Employing the grand tour approach to aid understanding of garden visiting [chapter]

D. Fox, J. Edwards, K. Wilkes
Cultural tourism research methods  
Introduction Amidst claims that the use of mixed methods research is in the ascendancy (Brannen, 2005) much has been written defining mixed methods research itself, defining the types of mixed methods research and arguing the case for or against it. However, perhaps because academic journals tend to be discipline-based and often incline towards particular research paradigms, there are few examples demonstrating how the elements of a mixed method design were selected. In this chapter it is shown

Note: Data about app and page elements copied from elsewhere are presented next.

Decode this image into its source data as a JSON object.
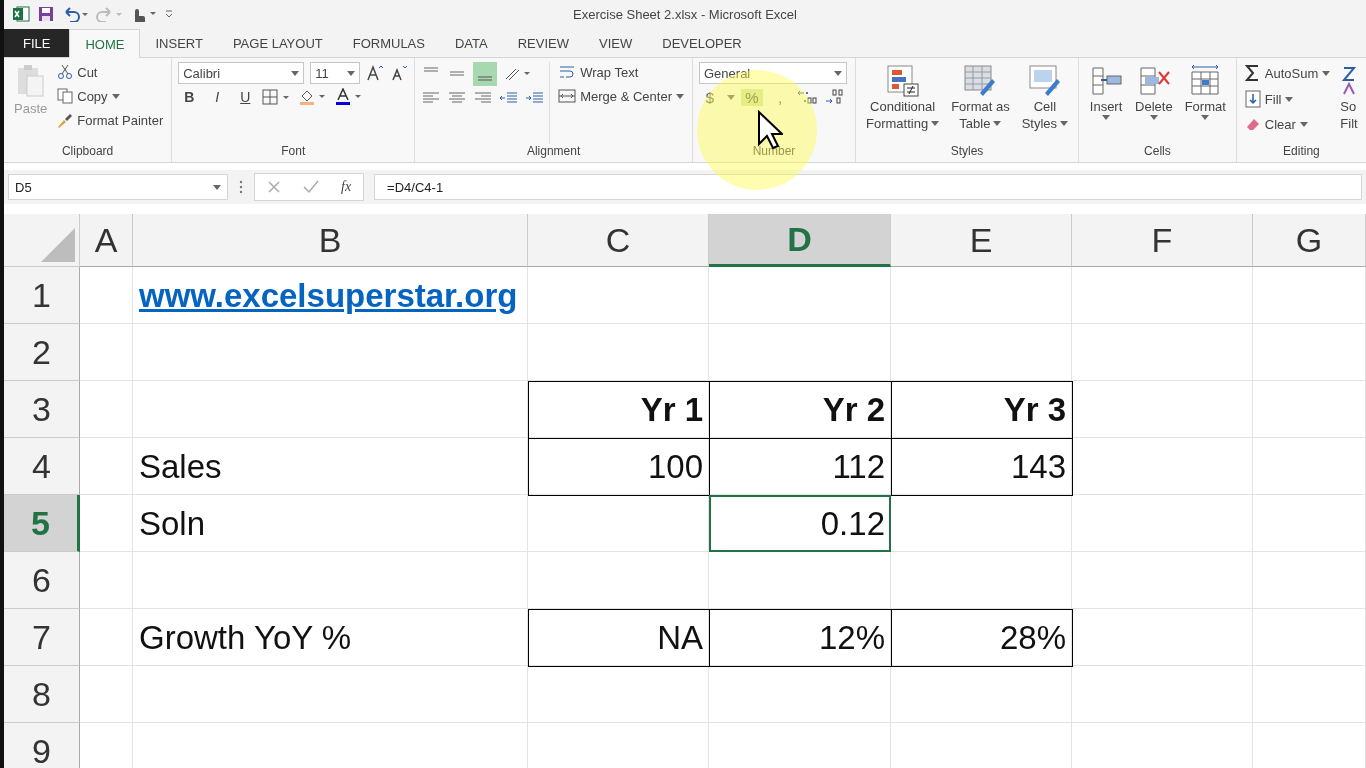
{
  "window": {
    "title": "Exercise Sheet 2.xlsx - Microsoft Excel"
  },
  "tabs": [
    {
      "label": "FILE",
      "selected": false,
      "kind": "file"
    },
    {
      "label": "HOME",
      "selected": true,
      "kind": "tab"
    },
    {
      "label": "INSERT",
      "selected": false,
      "kind": "tab"
    },
    {
      "label": "PAGE LAYOUT",
      "selected": false,
      "kind": "tab"
    },
    {
      "label": "FORMULAS",
      "selected": false,
      "kind": "tab"
    },
    {
      "label": "DATA",
      "selected": false,
      "kind": "tab"
    },
    {
      "label": "REVIEW",
      "selected": false,
      "kind": "tab"
    },
    {
      "label": "VIEW",
      "selected": false,
      "kind": "tab"
    },
    {
      "label": "DEVELOPER",
      "selected": false,
      "kind": "tab"
    }
  ],
  "ribbon": {
    "clipboard": {
      "paste": "Paste",
      "cut": "Cut",
      "copy": "Copy",
      "format_painter": "Format Painter",
      "label": "Clipboard"
    },
    "font": {
      "name": "Calibri",
      "points": "11",
      "bold": "B",
      "italic": "I",
      "underline": "U",
      "label": "Font"
    },
    "alignment": {
      "wrap_text": "Wrap Text",
      "merge": "Merge & Center",
      "label": "Alignment"
    },
    "number": {
      "format": "General",
      "currency": "$",
      "percent": "%",
      "comma": ",",
      "label": "Number"
    },
    "styles": {
      "conditional": [
        "Conditional",
        "Formatting"
      ],
      "format_table": [
        "Format as",
        "Table"
      ],
      "cell_styles": [
        "Cell",
        "Styles"
      ],
      "label": "Styles"
    },
    "cells": {
      "insert": "Insert",
      "delete": "Delete",
      "format": "Format",
      "label": "Cells"
    },
    "editing": {
      "autosum": "AutoSum",
      "fill": "Fill",
      "clear": "Clear",
      "sort": [
        "So",
        "Filt"
      ],
      "label": "Editing"
    }
  },
  "formula_bar": {
    "name_box": "D5",
    "fx": "fx",
    "formula": "=D4/C4-1"
  },
  "sheet": {
    "columns": [
      {
        "label": "A",
        "selected": false
      },
      {
        "label": "B",
        "selected": false
      },
      {
        "label": "C",
        "selected": false
      },
      {
        "label": "D",
        "selected": true
      },
      {
        "label": "E",
        "selected": false
      },
      {
        "label": "F",
        "selected": false
      },
      {
        "label": "G",
        "selected": false
      }
    ],
    "rows": [
      {
        "number": "1",
        "selected": false,
        "cells": [
          {
            "text": ""
          },
          {
            "text": "www.excelsuperstar.org",
            "kind": "link",
            "bold": true,
            "bordered": false,
            "selected": false
          }
        ]
      },
      {
        "number": "2",
        "selected": false,
        "cells": []
      },
      {
        "number": "3",
        "selected": false,
        "cells": [
          {
            "text": ""
          },
          {
            "text": ""
          },
          {
            "text": "Yr 1",
            "kind": "number",
            "bold": true,
            "bordered": true,
            "selected": false
          },
          {
            "text": "Yr 2",
            "kind": "number",
            "bold": true,
            "bordered": true,
            "selected": false
          },
          {
            "text": "Yr 3",
            "kind": "number",
            "bold": true,
            "bordered": true,
            "selected": false
          }
        ]
      },
      {
        "number": "4",
        "selected": false,
        "cells": [
          {
            "text": ""
          },
          {
            "text": "Sales",
            "kind": "label",
            "bold": false,
            "bordered": false,
            "selected": false
          },
          {
            "text": "100",
            "kind": "number",
            "bold": false,
            "bordered": true,
            "selected": false
          },
          {
            "text": "112",
            "kind": "number",
            "bold": false,
            "bordered": true,
            "selected": false
          },
          {
            "text": "143",
            "kind": "number",
            "bold": false,
            "bordered": true,
            "selected": false
          }
        ]
      },
      {
        "number": "5",
        "selected": true,
        "cells": [
          {
            "text": ""
          },
          {
            "text": "Soln",
            "kind": "label",
            "bold": false,
            "bordered": false,
            "selected": false
          },
          {
            "text": ""
          },
          {
            "text": "0.12",
            "kind": "number",
            "bold": false,
            "bordered": false,
            "selected": true
          }
        ]
      },
      {
        "number": "6",
        "selected": false,
        "cells": []
      },
      {
        "number": "7",
        "selected": false,
        "cells": [
          {
            "text": ""
          },
          {
            "text": "Growth YoY %",
            "kind": "label",
            "bold": false,
            "bordered": false,
            "selected": false
          },
          {
            "text": "NA",
            "kind": "number",
            "bold": false,
            "bordered": true,
            "selected": false
          },
          {
            "text": "12%",
            "kind": "number",
            "bold": false,
            "bordered": true,
            "selected": false
          },
          {
            "text": "28%",
            "kind": "number",
            "bold": false,
            "bordered": true,
            "selected": false
          }
        ]
      },
      {
        "number": "8",
        "selected": false,
        "cells": []
      },
      {
        "number": "9",
        "selected": false,
        "cells": []
      }
    ]
  }
}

more » ... how a proposed two-phase mixed methods study was subsequently adapted to four phases to meet the changing circumstances of a cultural tourism research project. In doing so, a novel approach to interviewing was required and the method selected, drawn from ethnography, is described in detail. The study cited sought to understand participation in garden visiting from a number of perspectives but principally that of the visitor. It concentrated on what lay behind the decision to visit gardens rather than the experiential aspects of a visit. It therefore moved beyond the established approach of individual agency with its assumption of free choice to incorporate social and material agency. Initially, the project was conceived as a quantitative survey followed by qualitative interviews. This design was developed, as like many others, because the research project had more than one objective and hence more than one type of question to be answered.
doi:10.1079/9781845935184.0075 fatcat:lvrml34n45gdbef5tigwdiirmu